That feeling should multiply by several levels when Shattenkirk tugs on his red, white and blue gear for his first game at the Winter Olympics in Sochi, Russia.
"Every stage gets a little bit bigger," Shattenkirk said. "Every time you see a jersey, you always get that same sense of pride when you see it hanging up in the locker room and you have your name on there.
"As a young kid, you don't really realize it until you play in your first international tournament. When you wear that jersey, that's what it's all about."
Team USA's Blues contingent of Shattenkirk, David Backes and T.J. Oshie could be facing teammate Jaroslav Halak in goal for Slovakia during a preliminary-round game at 6:30 a.m. Thursday on the NBC Sports Network.
Despite growing up in the New York area, Shattenkirk, 25, is not part of the generation that still genuflects at the altar of the 1980 "Miracle on Ice" team that won gold in Lake Placid, N.Y.
"The 1980 Olympic team was special, but I wasn't alive for that," Shattenkirk said. "That was a while ago, so you get to watch all the history stuff about it a bunch of times."
Shattenkirk does share an important connection with one of the 1980 Team USA players. He and Jack O'Callahan both wore the captain's "C" at Boston University and both played on national championship clubs for the Terriers.

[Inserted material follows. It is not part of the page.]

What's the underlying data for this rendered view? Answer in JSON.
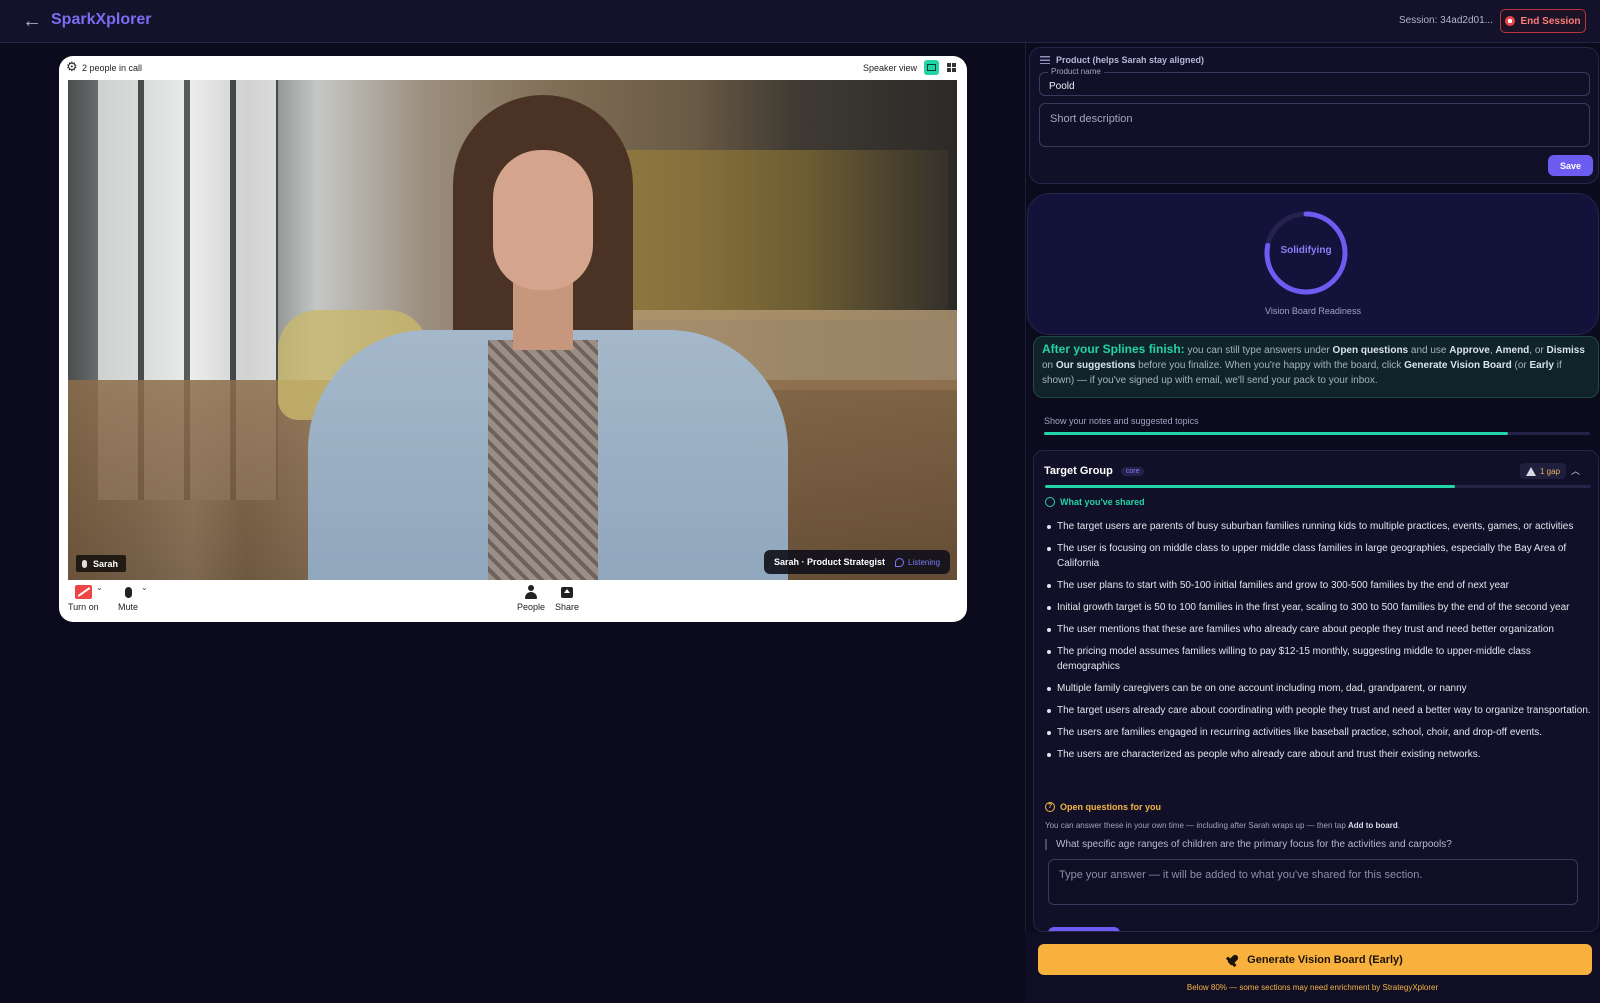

"Apparently every time there's a BU hockey player on the team. ... that's all I've got to say," Shattenkirk said with a smile when thinking of another potential gold medal for Team USA.
"The timing of that win, with everything that was going on politically, that's what makes it such a special moment," Shattenkirk said. "It's not only one of the greatest Olympic hockey moments for us as a country, it's just one of the greatest Olympic moments.
"You see all these great stories and that's what makes the Olympics so special."
Even before he played for Boston U., Shattenkirk was already playing for his country on the under-17 and under 1-8 U.S. National Team Development Program.
"Once you play against Sweden and Canada and all those teams, that's where you get that real sense of pride," Shattenkirk said. "To have that hammered into you when you're that young; to have the opportunity to play in the world juniors and world championships and kind of move up the ranks, it's important."
Colorado's first-round pick and the 14th overall selection in 2007, Shattenkirk has always been one of the top offensive defensemen in his age group.
Did he always hope to play in the Olympics?
"They were always a goal of mine, but to get there you have to make the NHL," he said. "You have to stick in the NHL and then you have to be a prominent player, so it's tough. It could have gone any way I think, but you just have to put yourself in the right position.
"It's become a reality, so now you have to get ready for it and get ready to play."
"It's going to be great," Shattenkirk said. "I don't think I've fully come to grips yet with how big the stage is or how many people will be watching the games. That part of it is so cool. You're part of this much bigger thing.
"It's something I'm going to be able to talk about for the rest of my life."